Riccardo Sergnese aka Wildties, is an Italian rigger and rope artist. Kinkster since ever, he's introduced to BDSM in his thirties. A couple of years later he discovers rope, and especially Japanese rope bondage that he starts to study and practice with the aid of his model Redsabbath.
This seducing discipline fascinates him to the point he decides he wants to be a pro and make his living out of it, one day.
It is the London Festival of the Art of Japanese Rope Bondage 2011 that sets one the milestones of his bondage career. The performances by the many Japanese Kinbakushi, like Hajime Kinoko and Kazami Ranki, as well as the performances and teaching of people like Wykd Dave, offer him a new perspective on what rope bondage is, and especially make him decide to dedicate himself particularly to traditional Japanese rope bondage. Also since then he is no more focused on technique as much as he is focused in the connection and feelings that a session of Kinbaku-Shibari can give to rigger and model.
Since 2012 he is being performing and teaching throughout all Europe.
At the end of 2012, seduced and inspired by the work of Akira Naka, he starts exploring a new style mainly based on the use of ropes as a mean of aesthetic erotic torture. He devotes himself totally to Semenawa focusing his bondage on a very traditional Japanese style.
In August 2014 he has the honor to be invited to perform as main event at Naka Nawakai, Naka Akira's private session series. It was the first time that someone else than Naka San himself was main event at Naka Nawakai.
Kinbaku Today was founded in 2014 to promote kinbaku, the art of Japanese erotic rope bondage, to the Western-speaking world.
Since its inception, Zetsu has served as the founding editor for the site, publishing contributions from authors in the US, Europe, Australia, and Japan.

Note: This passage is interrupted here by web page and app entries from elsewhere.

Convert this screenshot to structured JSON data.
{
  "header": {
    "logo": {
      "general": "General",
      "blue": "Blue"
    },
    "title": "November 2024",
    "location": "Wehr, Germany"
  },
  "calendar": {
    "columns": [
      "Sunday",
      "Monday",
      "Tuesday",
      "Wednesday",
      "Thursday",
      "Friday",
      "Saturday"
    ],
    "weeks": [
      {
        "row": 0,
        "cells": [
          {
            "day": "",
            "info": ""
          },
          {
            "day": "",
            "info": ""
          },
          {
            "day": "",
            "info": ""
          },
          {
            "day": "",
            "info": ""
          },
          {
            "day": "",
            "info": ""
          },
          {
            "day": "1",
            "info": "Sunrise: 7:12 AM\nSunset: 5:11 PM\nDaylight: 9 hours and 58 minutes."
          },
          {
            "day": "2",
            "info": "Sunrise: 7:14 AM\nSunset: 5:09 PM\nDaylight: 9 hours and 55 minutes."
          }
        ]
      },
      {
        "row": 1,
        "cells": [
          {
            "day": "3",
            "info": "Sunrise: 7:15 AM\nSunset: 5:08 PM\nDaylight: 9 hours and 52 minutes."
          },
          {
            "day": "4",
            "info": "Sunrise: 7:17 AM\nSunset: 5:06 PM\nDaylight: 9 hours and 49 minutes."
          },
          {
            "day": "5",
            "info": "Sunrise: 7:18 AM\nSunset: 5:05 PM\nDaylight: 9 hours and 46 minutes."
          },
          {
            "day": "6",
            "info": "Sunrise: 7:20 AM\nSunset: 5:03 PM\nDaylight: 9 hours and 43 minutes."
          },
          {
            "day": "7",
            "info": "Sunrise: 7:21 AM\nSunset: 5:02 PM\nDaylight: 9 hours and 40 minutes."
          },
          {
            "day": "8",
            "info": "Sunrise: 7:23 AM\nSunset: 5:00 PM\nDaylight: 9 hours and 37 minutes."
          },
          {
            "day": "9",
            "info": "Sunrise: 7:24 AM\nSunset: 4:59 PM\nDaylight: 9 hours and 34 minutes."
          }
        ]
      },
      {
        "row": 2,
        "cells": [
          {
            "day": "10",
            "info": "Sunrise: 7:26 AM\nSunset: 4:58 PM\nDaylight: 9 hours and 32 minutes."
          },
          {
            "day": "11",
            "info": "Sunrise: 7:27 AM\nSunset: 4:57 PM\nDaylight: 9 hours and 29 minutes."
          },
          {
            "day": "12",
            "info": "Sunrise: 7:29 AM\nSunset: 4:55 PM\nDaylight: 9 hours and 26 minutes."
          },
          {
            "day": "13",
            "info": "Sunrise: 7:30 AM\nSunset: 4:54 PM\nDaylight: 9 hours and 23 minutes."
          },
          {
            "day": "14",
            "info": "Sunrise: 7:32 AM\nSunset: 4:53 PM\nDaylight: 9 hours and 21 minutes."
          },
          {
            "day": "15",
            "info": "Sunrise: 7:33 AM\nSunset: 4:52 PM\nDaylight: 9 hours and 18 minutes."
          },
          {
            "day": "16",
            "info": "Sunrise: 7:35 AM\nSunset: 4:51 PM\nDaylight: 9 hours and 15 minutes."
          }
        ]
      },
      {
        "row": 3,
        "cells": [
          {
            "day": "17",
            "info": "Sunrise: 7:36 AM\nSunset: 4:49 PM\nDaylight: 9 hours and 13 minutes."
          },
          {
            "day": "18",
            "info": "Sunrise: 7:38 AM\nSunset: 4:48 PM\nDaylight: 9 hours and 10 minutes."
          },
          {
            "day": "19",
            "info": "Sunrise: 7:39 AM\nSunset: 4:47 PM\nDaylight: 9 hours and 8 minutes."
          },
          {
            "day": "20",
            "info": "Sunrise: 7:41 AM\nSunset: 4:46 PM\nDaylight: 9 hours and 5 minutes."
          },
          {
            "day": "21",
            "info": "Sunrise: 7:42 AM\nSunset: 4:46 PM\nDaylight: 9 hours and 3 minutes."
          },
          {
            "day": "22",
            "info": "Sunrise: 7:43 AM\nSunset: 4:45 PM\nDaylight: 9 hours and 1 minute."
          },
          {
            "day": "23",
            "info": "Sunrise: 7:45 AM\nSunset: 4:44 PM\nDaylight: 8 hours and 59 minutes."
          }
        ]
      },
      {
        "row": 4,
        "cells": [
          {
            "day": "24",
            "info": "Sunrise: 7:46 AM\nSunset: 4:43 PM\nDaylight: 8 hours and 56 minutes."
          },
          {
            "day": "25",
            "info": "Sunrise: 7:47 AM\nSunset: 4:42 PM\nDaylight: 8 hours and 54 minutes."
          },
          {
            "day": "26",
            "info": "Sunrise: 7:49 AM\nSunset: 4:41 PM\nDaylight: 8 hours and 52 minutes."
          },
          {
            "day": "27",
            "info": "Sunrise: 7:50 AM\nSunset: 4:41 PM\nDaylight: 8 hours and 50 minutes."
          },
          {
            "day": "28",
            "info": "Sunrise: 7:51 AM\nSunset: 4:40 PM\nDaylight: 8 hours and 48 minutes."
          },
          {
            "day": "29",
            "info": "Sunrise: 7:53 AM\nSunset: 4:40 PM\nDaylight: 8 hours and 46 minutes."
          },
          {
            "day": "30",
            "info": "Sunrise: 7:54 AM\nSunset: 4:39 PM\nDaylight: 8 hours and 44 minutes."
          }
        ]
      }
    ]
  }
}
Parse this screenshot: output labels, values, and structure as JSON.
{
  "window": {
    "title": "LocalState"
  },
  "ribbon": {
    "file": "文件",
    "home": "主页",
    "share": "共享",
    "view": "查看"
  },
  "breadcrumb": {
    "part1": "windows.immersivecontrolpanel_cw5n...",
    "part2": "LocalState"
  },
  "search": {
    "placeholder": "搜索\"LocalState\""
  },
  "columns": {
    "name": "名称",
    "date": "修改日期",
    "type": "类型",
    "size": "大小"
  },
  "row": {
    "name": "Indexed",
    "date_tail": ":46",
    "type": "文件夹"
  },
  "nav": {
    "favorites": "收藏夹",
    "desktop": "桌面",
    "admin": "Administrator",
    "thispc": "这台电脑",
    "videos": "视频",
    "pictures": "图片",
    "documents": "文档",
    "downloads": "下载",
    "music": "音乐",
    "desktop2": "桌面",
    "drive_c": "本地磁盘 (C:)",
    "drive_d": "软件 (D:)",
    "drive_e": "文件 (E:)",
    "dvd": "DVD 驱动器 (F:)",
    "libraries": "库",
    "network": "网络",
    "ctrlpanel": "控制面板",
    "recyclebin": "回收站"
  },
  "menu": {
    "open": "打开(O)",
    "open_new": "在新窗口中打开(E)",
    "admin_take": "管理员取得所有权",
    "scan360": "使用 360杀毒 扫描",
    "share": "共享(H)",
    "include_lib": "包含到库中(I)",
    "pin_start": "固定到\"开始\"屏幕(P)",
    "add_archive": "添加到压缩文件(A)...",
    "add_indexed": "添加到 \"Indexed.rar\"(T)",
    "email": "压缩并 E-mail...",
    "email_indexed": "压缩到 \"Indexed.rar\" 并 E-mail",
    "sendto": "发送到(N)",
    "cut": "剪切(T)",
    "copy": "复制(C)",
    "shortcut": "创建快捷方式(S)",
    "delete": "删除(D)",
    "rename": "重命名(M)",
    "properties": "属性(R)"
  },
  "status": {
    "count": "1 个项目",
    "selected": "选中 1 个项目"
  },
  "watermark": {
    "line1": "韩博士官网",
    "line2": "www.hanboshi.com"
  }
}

The goal of the site is to provide a forum where people can read announcements about events, books, and video releases, read interviews with Japanese bakushi and models, study tutorials, view galleries of both Western and Japanese rope artists, and learn more about the history of the art of kinbaku.